(Data about app and page elements)
^^^^^^^^^^^^^^^^

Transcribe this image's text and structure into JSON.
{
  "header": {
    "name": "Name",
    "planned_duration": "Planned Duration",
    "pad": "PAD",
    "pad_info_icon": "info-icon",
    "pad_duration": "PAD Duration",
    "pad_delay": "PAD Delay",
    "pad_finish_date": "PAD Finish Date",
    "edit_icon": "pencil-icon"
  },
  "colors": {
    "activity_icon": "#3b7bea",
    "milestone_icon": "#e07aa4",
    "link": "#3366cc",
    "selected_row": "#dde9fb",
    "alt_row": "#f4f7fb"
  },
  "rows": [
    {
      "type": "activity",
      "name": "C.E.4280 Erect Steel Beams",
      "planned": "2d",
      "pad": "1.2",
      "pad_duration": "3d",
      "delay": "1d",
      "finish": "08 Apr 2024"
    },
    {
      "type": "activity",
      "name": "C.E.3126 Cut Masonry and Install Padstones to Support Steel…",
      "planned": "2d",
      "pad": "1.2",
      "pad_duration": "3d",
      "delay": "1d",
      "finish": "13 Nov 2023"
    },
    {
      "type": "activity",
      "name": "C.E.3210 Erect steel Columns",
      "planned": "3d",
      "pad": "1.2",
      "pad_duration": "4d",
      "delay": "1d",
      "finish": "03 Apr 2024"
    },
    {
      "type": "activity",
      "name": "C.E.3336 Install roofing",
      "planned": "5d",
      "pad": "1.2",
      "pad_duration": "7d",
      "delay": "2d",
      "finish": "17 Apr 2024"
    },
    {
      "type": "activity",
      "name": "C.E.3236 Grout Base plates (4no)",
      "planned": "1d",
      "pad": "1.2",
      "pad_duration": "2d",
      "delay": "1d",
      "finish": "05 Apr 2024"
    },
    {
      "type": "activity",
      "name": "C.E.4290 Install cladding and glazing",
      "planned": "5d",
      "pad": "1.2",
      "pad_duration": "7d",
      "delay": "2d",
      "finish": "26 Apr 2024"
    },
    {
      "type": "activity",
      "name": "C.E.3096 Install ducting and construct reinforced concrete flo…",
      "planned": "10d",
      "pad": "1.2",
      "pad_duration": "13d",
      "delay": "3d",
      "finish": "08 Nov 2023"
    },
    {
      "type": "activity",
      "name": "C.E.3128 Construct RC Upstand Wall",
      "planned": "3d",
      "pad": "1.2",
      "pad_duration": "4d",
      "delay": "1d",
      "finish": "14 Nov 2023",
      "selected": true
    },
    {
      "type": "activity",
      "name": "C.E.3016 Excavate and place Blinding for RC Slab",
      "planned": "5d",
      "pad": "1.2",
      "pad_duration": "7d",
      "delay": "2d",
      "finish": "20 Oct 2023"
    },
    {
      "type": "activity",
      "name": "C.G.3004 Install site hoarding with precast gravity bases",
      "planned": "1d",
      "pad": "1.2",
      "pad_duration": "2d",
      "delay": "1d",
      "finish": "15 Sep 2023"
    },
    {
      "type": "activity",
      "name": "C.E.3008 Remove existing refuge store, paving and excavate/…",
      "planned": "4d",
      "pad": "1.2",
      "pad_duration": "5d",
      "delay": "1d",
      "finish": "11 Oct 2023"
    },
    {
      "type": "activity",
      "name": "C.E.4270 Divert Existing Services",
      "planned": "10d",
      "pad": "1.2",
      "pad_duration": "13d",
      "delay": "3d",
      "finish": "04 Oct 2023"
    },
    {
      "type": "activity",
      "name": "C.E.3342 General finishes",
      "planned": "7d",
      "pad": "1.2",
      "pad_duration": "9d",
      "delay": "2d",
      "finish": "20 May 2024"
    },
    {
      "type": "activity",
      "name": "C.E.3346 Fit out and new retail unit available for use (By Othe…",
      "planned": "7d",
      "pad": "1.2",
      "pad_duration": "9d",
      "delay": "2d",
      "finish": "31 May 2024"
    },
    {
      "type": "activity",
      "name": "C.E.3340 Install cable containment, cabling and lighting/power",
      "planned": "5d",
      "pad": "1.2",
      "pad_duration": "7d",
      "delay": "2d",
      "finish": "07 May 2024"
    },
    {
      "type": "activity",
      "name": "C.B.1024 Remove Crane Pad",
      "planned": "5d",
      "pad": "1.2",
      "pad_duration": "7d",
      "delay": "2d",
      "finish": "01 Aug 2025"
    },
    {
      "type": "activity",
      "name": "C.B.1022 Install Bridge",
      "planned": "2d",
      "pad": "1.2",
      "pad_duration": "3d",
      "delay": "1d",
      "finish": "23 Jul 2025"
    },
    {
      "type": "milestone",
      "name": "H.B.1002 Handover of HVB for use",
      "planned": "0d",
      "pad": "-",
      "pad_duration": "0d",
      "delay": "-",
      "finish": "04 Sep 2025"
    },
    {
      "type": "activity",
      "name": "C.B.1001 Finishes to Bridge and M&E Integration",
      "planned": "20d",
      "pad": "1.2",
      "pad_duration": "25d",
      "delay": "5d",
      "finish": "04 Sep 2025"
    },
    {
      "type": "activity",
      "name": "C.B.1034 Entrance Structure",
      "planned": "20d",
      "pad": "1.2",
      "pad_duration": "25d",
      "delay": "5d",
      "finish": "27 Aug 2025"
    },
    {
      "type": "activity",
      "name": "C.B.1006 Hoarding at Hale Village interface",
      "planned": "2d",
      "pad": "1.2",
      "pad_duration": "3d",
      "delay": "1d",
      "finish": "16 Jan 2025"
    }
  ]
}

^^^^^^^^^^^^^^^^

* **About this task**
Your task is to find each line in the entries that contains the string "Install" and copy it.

* **Exercise output**
      "name": "C.E.3126 Cut Masonry and Install Padstones to Support Steel…",
      "name": "C.E.3336 Install roofing",
      "name": "C.E.4290 Install cladding and glazing",
      "name": "C.E.3096 Install ducting and construct reinforced concrete flo…",
      "name": "C.G.3004 Install site hoarding with precast gravity bases",
      "name": "C.E.3340 Install cable containment, cabling and lighting/power",
      "name": "C.B.1022 Install Bridge",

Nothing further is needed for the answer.